→ **Supplied records**:
┏━━

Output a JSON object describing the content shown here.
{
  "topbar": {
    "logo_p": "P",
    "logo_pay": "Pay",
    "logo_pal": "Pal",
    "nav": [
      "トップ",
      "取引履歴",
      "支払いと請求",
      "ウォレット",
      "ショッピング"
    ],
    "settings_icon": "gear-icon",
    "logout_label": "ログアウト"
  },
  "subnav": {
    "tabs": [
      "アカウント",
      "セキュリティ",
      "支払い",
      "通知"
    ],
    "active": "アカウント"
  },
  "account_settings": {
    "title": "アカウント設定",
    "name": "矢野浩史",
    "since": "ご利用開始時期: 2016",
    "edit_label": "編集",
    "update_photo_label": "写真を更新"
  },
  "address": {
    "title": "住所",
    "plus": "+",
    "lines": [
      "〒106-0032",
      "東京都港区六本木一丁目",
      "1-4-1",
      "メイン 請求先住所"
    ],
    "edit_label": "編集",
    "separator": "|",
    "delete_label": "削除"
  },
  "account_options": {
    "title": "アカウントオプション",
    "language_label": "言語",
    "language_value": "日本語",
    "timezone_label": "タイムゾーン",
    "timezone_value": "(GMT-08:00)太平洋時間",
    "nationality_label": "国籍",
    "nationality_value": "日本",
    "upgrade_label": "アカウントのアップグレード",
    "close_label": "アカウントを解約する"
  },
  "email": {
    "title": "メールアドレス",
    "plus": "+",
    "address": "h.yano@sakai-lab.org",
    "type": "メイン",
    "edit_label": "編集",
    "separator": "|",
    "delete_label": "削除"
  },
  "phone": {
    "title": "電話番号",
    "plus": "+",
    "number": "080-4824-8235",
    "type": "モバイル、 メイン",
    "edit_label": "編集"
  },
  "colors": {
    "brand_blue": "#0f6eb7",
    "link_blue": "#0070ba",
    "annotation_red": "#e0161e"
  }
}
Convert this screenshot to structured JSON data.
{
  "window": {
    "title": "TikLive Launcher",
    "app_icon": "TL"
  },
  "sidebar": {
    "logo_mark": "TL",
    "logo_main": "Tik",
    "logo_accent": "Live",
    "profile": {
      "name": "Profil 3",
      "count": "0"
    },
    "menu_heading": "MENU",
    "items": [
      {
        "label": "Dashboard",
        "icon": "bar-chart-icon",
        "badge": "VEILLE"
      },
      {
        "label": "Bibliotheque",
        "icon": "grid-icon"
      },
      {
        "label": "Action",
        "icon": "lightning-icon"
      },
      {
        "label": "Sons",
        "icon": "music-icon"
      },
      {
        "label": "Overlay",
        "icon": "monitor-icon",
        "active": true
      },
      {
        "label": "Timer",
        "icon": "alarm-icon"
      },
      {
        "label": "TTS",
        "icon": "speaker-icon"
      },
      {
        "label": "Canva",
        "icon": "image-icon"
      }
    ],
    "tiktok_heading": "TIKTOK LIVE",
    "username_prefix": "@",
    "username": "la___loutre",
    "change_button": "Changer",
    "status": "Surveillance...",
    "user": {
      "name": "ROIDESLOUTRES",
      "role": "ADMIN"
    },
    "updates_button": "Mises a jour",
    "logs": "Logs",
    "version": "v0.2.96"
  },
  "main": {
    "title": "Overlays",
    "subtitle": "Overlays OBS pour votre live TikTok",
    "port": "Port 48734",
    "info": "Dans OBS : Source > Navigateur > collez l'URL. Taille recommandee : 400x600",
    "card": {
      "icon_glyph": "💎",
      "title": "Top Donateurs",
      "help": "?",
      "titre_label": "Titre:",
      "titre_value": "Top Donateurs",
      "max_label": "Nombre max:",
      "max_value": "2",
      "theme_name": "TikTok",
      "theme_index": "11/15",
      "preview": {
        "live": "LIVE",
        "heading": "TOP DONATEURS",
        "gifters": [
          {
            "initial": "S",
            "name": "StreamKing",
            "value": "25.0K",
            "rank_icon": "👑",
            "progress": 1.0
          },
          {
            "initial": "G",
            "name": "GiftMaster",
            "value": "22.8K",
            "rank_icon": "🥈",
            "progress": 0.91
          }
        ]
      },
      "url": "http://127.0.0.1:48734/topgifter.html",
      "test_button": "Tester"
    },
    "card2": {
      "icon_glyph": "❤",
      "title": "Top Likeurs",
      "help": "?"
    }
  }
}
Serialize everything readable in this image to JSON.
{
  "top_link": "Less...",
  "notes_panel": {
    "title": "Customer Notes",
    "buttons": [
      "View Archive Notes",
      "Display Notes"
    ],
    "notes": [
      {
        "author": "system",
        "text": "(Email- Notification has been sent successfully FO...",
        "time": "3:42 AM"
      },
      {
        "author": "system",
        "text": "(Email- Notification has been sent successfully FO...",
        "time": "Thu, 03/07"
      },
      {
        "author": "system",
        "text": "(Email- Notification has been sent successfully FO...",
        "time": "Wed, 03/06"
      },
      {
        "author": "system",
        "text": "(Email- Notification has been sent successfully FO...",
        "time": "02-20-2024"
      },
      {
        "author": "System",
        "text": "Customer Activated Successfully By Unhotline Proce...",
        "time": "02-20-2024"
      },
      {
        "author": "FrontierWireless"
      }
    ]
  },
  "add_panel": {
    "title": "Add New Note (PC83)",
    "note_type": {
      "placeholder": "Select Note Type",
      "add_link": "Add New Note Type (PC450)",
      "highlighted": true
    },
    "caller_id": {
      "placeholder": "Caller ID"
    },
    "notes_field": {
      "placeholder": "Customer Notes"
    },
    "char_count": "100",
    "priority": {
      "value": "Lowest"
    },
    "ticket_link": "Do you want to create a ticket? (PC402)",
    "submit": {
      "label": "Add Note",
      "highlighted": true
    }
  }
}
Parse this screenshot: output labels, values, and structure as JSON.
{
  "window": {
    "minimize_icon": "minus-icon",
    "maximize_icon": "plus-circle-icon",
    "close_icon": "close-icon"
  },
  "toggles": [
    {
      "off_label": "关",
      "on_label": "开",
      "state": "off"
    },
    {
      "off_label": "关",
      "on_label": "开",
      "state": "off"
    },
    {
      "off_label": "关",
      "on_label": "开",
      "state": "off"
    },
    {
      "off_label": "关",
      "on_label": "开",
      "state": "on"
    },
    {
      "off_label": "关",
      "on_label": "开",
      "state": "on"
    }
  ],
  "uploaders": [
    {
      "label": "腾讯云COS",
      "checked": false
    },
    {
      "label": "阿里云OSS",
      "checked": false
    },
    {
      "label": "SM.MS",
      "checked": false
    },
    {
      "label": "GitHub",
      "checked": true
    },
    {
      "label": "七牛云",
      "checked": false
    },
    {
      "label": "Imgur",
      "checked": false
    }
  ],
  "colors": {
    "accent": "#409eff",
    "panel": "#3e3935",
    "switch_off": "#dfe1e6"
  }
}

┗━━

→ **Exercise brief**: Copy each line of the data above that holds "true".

→ **Your response**:
        "active": true
      "highlighted": true
      "highlighted": true
      "checked": true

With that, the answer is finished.